*** SUPPLIED RECORDS ***
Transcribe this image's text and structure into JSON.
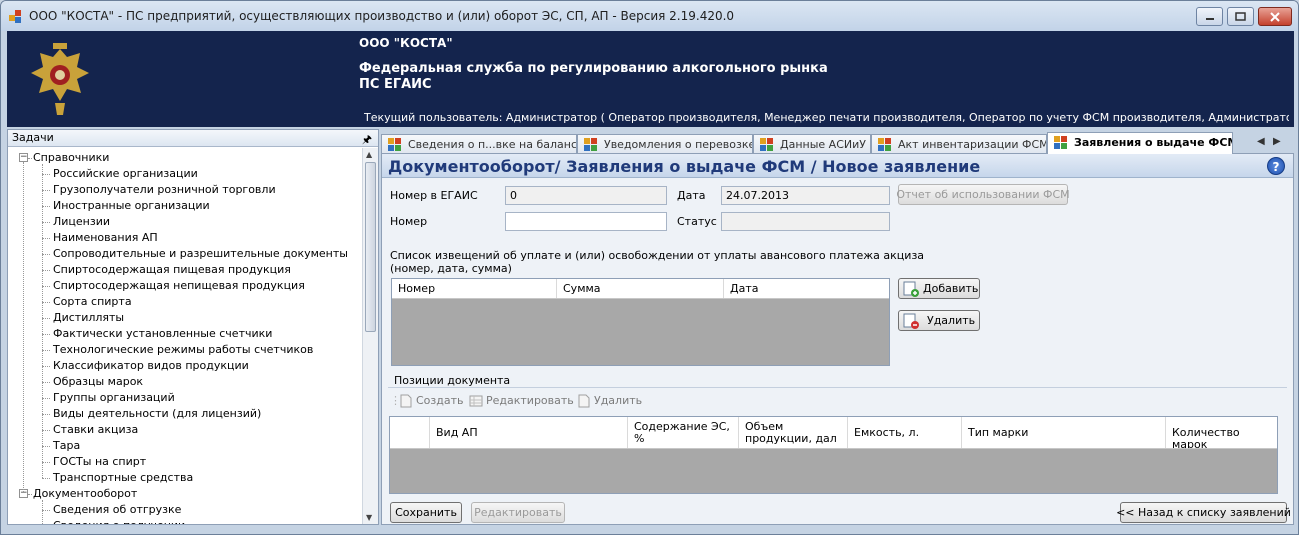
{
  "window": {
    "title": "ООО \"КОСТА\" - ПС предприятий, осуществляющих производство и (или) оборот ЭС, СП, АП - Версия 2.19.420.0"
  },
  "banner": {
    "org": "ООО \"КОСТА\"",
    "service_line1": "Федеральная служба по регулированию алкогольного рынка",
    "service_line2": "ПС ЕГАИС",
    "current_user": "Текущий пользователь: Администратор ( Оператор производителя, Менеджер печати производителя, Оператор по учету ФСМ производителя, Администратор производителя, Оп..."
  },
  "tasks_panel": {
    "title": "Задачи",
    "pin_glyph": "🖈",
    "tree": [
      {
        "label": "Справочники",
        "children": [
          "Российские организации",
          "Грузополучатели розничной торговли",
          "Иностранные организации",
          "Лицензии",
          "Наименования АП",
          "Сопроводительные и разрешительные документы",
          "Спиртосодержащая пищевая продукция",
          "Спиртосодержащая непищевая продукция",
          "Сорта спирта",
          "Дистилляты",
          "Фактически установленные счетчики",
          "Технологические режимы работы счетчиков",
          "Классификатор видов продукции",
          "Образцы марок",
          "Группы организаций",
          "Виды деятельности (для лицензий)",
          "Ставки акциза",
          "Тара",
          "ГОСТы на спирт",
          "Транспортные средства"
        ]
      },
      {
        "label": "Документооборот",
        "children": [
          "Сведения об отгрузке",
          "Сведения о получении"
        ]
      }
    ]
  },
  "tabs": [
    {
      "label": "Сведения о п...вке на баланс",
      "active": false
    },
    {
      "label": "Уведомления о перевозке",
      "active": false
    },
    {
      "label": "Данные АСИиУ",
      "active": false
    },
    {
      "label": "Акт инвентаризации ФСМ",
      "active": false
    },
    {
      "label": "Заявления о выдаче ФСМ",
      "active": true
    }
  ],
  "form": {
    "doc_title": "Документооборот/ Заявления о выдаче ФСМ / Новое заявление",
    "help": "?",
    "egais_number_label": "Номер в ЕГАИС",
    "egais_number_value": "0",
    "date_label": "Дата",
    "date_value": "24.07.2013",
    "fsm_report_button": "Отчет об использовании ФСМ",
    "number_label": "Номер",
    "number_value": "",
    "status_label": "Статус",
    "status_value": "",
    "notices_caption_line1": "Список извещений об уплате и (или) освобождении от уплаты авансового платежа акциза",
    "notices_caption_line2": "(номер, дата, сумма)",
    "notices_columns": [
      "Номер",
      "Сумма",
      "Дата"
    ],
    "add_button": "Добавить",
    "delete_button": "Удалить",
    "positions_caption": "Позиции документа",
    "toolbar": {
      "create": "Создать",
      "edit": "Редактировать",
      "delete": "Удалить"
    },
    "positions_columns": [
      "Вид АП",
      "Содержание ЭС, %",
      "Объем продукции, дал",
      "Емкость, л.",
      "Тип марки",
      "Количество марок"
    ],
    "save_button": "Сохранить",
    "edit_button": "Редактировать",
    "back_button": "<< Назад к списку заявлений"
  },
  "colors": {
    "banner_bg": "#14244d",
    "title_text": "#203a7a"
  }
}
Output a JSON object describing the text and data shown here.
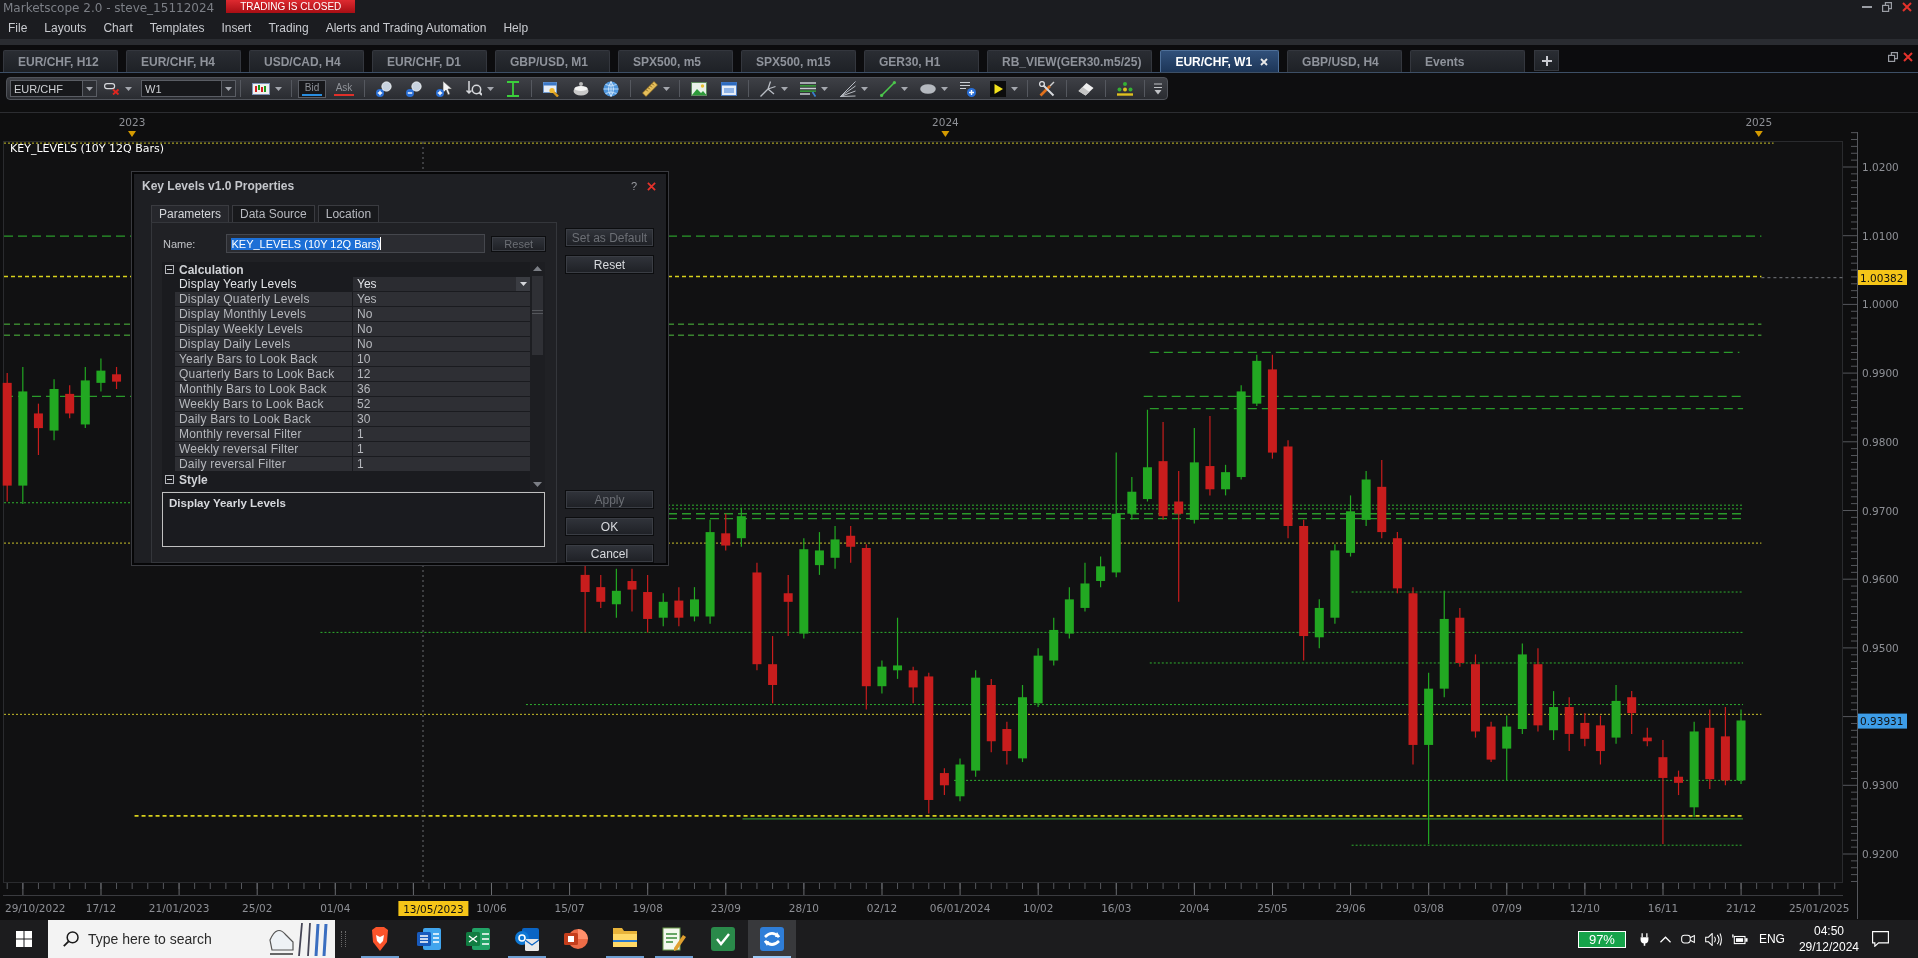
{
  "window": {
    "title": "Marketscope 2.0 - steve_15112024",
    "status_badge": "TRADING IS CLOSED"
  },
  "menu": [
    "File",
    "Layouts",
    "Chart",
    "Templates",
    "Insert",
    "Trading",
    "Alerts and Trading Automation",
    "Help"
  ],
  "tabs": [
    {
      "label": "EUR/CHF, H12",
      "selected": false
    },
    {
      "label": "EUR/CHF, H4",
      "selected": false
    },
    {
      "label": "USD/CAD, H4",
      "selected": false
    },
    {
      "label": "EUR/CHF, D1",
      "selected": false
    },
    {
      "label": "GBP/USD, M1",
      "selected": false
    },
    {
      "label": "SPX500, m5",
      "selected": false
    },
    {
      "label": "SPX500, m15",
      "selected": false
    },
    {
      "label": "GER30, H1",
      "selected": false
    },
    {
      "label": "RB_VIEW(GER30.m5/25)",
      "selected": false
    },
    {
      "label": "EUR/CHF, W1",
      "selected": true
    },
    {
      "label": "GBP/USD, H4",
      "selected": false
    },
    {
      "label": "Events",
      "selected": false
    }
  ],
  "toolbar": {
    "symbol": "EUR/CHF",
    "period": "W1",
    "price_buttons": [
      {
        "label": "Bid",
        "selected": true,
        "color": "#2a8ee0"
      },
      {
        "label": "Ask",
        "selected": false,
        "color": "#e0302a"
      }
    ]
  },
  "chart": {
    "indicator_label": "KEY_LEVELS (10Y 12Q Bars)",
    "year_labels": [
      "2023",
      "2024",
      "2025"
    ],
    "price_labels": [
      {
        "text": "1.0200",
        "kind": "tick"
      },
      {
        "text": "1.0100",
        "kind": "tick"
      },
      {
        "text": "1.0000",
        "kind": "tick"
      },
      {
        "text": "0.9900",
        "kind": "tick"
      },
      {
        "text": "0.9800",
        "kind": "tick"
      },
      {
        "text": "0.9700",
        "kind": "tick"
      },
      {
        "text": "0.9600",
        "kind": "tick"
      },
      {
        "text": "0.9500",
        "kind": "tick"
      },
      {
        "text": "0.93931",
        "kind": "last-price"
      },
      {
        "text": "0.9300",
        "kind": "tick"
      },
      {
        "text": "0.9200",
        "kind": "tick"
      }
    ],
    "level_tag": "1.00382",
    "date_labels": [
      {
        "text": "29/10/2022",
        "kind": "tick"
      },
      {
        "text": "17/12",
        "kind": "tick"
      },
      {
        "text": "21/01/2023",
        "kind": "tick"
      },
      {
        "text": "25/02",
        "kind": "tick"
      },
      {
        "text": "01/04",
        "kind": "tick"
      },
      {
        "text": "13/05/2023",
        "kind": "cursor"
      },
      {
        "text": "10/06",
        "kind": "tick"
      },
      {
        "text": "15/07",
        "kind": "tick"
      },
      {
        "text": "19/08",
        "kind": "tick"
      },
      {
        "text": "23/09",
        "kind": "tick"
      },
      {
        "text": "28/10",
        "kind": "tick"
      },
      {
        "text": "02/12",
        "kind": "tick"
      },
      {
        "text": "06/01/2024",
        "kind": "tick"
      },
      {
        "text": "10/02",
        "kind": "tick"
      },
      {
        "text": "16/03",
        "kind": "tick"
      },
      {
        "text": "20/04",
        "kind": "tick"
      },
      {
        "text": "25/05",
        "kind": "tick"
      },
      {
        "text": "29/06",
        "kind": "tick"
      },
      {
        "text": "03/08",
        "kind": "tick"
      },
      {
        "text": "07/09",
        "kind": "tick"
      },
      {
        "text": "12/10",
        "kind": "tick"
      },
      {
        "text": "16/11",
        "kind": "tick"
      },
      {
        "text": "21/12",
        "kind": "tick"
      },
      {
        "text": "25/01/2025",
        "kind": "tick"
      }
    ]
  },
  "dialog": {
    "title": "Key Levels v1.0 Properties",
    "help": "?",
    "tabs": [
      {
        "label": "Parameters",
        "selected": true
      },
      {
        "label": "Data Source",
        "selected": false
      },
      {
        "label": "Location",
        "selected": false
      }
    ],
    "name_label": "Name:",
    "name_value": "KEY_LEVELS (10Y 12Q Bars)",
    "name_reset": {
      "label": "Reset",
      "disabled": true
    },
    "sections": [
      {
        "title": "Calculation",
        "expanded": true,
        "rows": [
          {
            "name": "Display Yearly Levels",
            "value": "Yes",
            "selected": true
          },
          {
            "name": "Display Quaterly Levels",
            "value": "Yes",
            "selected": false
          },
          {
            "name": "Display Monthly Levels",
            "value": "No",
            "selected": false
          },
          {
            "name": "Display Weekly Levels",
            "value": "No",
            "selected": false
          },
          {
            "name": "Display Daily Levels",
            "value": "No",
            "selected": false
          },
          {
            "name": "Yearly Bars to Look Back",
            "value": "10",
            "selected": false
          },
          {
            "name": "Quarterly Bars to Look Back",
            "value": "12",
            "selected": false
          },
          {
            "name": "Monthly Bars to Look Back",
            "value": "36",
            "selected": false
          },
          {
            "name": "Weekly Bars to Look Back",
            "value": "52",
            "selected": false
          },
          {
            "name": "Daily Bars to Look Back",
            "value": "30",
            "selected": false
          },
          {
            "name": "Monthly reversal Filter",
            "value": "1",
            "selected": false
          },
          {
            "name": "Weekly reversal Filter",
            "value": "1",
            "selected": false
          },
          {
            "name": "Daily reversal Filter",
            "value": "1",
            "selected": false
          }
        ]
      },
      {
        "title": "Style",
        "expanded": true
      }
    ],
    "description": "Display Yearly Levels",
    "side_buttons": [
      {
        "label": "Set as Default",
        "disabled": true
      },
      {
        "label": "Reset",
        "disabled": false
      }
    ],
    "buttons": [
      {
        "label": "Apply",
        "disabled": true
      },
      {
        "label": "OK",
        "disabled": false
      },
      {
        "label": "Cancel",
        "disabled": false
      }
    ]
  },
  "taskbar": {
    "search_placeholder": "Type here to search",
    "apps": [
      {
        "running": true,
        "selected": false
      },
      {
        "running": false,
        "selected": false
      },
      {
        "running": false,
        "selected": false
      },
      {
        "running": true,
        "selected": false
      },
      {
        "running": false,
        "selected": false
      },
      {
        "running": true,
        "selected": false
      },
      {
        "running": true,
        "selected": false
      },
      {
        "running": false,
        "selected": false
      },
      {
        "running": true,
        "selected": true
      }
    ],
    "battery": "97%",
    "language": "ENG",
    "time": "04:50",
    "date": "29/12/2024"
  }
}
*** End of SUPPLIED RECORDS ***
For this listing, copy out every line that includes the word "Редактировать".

**YOUR SOLUTION**
      "edit": "Редактировать",
    "edit_button": "Редактировать",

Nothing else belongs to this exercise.